Zombies are supposed to be dead but still walking around. The horror is, among other things, an existential one: that our dead are coming for us, relentless in their pursuit to reduce us to their condition. We see these shambling, decaying bodies, and are reminded: on some level, that’s us. Inevitably. No matter how hard and how long we fight. A zombie is a particularly hideous memento mori.
Of course, you can take that basic horror and ramify it with specific social/cultural/political points, as Romero and others have done, but you build on that base of existential horror.
The modern “viral” zombie is almost a complete inversion of this. The group doesn’t inevitably and hopelessly succumb; instead, there’s the excitement of watching them (some of them) defeat and escape from the plague. Modern zombie movies are fantasies of election – we identify with the survivors, and so become convinced that we would be like them. And these survivors seem so much more alive than we do – partly because they’ve escaped the constraints of civilization, but not only because of that.
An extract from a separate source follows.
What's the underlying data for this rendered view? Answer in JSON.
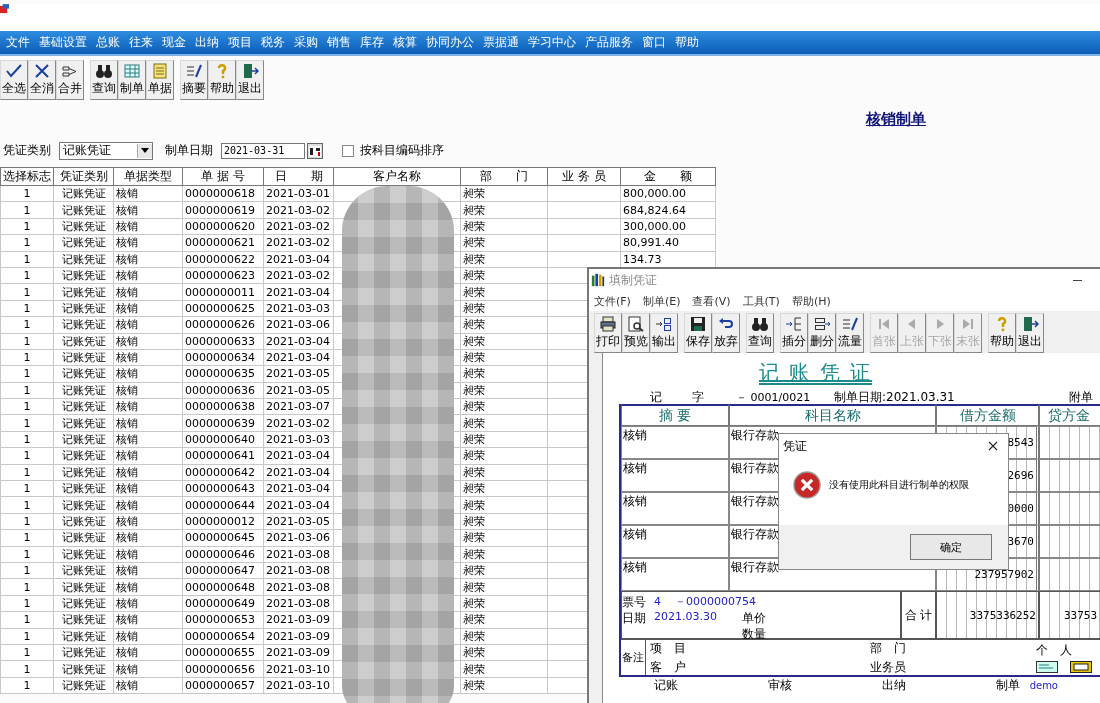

Since zombies are death, that fantasy of election is a fantasy of escaping death entirely – precisely the opposite of what a zombie is supposed to make us feel.